Resulting in 1 citation.
1. Speer, Jamin D.
Essays on Occupational Choice, College Major, and Career Outcomes
Ph.D. Dissertation, Yale University, 2014
Cohort(s): NLSY79, NLSY97
Publisher: ProQuest Dissertations & Theses (PQDT)
Keyword(s): Armed Forces Qualifications Test (AFQT); Armed Services Vocational Aptitude Battery (ASVAB); Career Patterns; High School; High School Completion/Graduates; High School Dropouts; Job Characteristics; Occupational Information Network (O*NET); Occupations; Skills; Transition, School to Work; Wages

Permission to reprint the abstract has not been received from the publisher.

The first chapter uses data from the National Longitudinal Survey of Youth's 1979 and 1997 cohorts, which are nationally representative panel surveys following workers from their teenage years well into their careers. The key advantage of the NLSYs for my purposes is that they also include a variety of cognitive and noncognitive pre-market skill measures, which I can then link to career outcomes. I combine these data with O*Net, which contains data on the task requirements of each occupation. I find that pre-market skills are strong predictors of the corresponding task content of the workers' occupations, both initially and much later in their careers. Career trajectories are similar across worker skill types, implying that initial differences in occupation persist over the course of a career.

The third chapter uses the weekly work history data from the NLSY's 1979 cohort to analyze the effect of leaving high school during a recession. These data allow me to precisely measure labor market outcomes and the school-to-work transition. I document severe but short-lived effects of leaving school in a recession on wages, job quality, and the transition time from school to work for men with 9 to 12 years of education. In contrast to published evidence on more educated workers, I find large effects on work hours on both the extensive and intensive margins. When workers leave high school in a recession, they work fewer total weeks and more part-time weeks in their first year in the labor market. They also take substantially longer to find a job, have less access to on-the-job training, and report lower promotion possibilities. Effects of the entry unemployment rate on wages are also large. A 4-point rise in the initial unemployment rate leads to a 21% decline in year-one average wage, a 32% fall in hours worked in the first year, and a 54% decline in first-year earnings.
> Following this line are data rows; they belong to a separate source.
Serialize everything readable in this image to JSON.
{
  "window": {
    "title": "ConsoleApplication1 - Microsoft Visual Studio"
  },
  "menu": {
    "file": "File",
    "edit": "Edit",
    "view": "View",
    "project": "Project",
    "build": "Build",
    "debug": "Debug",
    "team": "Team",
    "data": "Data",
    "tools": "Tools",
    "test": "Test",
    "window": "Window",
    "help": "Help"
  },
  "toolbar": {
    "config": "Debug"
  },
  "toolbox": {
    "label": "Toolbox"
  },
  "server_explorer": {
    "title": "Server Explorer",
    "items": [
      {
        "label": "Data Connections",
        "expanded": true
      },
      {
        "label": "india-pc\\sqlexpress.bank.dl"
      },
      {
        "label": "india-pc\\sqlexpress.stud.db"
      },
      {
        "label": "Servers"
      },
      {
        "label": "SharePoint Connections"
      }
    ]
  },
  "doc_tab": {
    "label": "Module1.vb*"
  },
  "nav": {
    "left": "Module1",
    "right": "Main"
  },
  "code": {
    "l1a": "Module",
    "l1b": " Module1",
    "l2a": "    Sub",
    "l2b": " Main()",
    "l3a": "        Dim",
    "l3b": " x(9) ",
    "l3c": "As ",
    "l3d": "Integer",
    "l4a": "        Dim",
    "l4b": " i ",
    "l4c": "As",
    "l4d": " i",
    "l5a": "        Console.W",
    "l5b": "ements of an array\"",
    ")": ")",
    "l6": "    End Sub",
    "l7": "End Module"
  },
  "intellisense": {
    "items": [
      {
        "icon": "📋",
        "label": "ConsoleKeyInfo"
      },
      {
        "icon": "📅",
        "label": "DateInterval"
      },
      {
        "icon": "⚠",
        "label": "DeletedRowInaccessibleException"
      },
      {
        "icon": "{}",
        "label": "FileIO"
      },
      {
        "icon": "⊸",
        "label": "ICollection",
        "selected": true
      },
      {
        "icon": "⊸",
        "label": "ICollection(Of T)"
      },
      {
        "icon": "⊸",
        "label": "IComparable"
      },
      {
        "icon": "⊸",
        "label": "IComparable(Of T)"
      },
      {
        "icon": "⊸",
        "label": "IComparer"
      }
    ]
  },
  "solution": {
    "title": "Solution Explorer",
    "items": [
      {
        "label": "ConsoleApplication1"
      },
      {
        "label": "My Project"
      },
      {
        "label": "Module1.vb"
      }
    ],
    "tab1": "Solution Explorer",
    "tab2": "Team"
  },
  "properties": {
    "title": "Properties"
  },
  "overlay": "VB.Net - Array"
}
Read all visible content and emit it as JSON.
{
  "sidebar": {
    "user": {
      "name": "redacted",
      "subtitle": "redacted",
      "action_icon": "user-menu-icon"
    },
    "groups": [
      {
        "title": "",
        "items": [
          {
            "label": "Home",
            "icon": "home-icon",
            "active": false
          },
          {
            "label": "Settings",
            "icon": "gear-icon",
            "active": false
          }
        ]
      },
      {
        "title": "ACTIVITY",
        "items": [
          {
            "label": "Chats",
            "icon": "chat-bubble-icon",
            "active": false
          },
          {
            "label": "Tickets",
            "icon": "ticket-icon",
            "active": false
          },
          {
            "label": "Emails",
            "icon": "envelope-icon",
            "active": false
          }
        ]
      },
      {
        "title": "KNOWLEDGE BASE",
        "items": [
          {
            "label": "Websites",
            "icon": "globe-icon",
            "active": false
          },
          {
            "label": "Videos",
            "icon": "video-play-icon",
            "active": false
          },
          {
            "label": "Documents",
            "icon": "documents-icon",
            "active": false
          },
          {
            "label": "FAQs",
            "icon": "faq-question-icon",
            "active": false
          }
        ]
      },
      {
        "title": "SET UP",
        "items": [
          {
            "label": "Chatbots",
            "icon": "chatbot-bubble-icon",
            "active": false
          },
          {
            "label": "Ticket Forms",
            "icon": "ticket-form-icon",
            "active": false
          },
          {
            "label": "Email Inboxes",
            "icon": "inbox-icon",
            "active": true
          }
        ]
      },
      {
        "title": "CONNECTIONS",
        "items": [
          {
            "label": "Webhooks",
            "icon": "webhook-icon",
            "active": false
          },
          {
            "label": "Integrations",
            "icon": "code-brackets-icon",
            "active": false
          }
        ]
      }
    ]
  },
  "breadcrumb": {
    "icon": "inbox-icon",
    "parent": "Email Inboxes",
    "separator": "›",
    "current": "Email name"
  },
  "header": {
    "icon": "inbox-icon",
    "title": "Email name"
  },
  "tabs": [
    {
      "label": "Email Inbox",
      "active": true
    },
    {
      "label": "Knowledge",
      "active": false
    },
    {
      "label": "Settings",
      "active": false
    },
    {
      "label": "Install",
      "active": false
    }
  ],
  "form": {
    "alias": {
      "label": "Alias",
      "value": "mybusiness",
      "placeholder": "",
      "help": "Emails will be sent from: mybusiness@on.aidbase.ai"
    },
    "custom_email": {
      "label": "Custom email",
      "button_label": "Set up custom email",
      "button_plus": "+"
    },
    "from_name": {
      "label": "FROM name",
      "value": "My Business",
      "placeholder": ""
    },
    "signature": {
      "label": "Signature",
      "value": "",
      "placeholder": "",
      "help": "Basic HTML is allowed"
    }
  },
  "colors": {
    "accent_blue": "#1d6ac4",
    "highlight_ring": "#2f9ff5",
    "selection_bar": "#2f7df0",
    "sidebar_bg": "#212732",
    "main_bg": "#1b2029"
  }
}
However, the effects of economic conditions are not persistent; by year four, there is no effect on wages, hours, or earnings.

Bibliography Citation
Speer, Jamin D. Essays on Occupational Choice, College Major, and Career Outcomes. Ph.D. Dissertation, Yale University, 2014.